Pioneering family’s final farewell
Les Henderson passes away
The last member of a pioneering Maniototo family was laid to rest just a few hundred metres from the property he had called home for many years. There were no offspring from any of the six children born into this branch of the Henderson family who had arrived to break in some very raw country more than 100 years ago. ‘‘Young’’ Les Henderson was a man not given to public accolade, he preferred to work behind the scenes and help people in the Maniototo in whichever way he could. It was something he had done all his life in the area he had been part of all his life. One of his last tasks was on April 21 to unveil the plaques at the former Blackstone School which closed in 1949, the plaques marking the contribution he and Chubby Clark had played a part in keeping the historic school for the community, the school where Les and his brothers and sisters had attended all those years ago. Les, sister Margaret and brother Norman had formed a tight knit unit in breaking in their property, adapting any machinery at hand to carry out the work. Neighbour Brian McSkimming was most grateful for his help, saying Les had completed almost three quarters of the common fence line, telling him to ‘‘finish the rest when you can’’. ‘‘That meant a lot to us just starting out.’’ Ranfurly businesspeople could set their watches on a Friday morning by the Hendersons coming to town to do their messages. A cup of tea at the Centennial Milkbar was always part of it and let nothing disturb it, including a fire in the chip vat which the firemen put out while the threesome finished their refreshments. ‘‘The last call was always the chemist and anyone knew they could arrange to have parcels left there for Les to drop off on the way home and they would always be there before midday’’ said friend Ken Gillespie. His love of all things astrological and weather watching was well known, with many a prediction being more accurate than the official ones. With just annual trips to the Tekapo sale to buy replacement stock, and to Dunedin when the wool clip was sold, Mr Henderson had never travelled north of the Waitaki before he turned 60, but had enjoyed a new lease of life when he married Gaynor in 2006, leaving the Maniototo to settle in Mosgiel. Celebrant Helen Wallis summed up Mr Henderson with the words, farmer, faith, frankness, fortitude and family; each striking a chord in those who came to say farewell.

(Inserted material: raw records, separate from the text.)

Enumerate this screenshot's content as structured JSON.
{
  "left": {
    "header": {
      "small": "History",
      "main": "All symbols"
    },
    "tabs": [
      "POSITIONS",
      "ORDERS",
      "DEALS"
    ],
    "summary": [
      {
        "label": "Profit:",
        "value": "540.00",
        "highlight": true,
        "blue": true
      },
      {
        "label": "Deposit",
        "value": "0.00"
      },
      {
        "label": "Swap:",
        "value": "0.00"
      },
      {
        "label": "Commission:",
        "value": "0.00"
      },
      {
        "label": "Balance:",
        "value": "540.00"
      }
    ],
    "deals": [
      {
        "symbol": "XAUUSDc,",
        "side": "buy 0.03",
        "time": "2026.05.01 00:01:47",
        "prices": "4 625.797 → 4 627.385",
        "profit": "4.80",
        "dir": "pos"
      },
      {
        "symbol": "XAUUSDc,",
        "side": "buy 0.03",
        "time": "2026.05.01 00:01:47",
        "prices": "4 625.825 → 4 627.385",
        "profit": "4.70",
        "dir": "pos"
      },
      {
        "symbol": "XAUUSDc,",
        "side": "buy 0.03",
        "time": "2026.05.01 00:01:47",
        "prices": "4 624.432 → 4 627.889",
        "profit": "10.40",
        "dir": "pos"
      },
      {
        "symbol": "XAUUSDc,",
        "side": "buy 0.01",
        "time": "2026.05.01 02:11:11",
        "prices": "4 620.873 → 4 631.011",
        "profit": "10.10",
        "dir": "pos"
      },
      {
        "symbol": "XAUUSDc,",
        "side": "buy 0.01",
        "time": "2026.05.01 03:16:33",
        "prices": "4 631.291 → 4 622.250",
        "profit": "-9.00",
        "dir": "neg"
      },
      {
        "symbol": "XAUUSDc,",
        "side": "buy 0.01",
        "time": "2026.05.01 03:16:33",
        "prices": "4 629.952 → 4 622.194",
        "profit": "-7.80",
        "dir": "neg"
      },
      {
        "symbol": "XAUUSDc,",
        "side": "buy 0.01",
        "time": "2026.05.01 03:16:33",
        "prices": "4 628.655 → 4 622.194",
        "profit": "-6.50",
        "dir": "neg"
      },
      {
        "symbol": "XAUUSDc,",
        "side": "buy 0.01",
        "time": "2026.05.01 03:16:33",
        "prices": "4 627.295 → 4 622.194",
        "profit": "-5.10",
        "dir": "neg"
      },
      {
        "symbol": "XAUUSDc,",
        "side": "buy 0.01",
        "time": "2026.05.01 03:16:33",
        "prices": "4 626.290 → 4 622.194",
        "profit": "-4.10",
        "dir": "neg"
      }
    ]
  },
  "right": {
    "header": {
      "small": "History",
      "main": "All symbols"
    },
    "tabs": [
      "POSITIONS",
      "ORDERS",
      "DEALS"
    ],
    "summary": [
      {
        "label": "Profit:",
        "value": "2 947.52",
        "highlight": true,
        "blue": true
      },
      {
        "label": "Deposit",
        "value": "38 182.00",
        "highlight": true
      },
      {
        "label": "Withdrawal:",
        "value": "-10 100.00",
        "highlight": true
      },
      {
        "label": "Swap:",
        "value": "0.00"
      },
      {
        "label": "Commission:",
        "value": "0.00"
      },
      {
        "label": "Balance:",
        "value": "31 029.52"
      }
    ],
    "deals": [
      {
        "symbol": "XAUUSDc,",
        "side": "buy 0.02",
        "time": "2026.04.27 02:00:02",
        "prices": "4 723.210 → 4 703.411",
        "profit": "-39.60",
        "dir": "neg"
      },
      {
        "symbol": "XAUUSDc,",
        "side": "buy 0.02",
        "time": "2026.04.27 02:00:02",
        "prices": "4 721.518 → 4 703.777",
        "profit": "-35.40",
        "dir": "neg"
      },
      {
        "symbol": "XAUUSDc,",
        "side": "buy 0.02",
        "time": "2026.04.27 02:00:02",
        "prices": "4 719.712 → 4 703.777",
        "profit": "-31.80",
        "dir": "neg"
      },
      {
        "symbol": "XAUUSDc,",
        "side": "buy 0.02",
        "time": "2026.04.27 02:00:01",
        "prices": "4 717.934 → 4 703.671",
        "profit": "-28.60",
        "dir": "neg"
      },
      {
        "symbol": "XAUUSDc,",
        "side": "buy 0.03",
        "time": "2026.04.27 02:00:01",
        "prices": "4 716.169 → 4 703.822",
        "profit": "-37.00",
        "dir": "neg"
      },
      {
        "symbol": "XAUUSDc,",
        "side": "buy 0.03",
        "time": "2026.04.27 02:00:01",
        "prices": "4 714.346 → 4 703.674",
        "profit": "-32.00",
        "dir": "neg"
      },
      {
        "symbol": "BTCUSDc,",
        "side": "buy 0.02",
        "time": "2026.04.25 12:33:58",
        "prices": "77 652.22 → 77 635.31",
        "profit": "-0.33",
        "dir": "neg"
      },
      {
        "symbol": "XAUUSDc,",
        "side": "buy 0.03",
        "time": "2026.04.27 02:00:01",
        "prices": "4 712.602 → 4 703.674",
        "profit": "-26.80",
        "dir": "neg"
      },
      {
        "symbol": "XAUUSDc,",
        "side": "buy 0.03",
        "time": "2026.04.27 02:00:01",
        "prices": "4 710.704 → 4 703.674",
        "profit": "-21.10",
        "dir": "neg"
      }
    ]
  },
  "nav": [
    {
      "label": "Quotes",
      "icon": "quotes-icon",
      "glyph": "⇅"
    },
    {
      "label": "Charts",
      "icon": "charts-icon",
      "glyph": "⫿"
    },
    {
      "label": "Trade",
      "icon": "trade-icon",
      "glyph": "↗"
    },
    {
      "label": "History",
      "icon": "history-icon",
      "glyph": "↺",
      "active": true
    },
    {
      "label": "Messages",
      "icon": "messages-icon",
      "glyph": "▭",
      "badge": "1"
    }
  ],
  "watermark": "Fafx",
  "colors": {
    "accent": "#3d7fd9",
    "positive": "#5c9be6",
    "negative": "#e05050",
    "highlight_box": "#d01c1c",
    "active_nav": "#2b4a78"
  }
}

Pioneer: Les Henderson, farmer, faith, frankness, fortitude and family.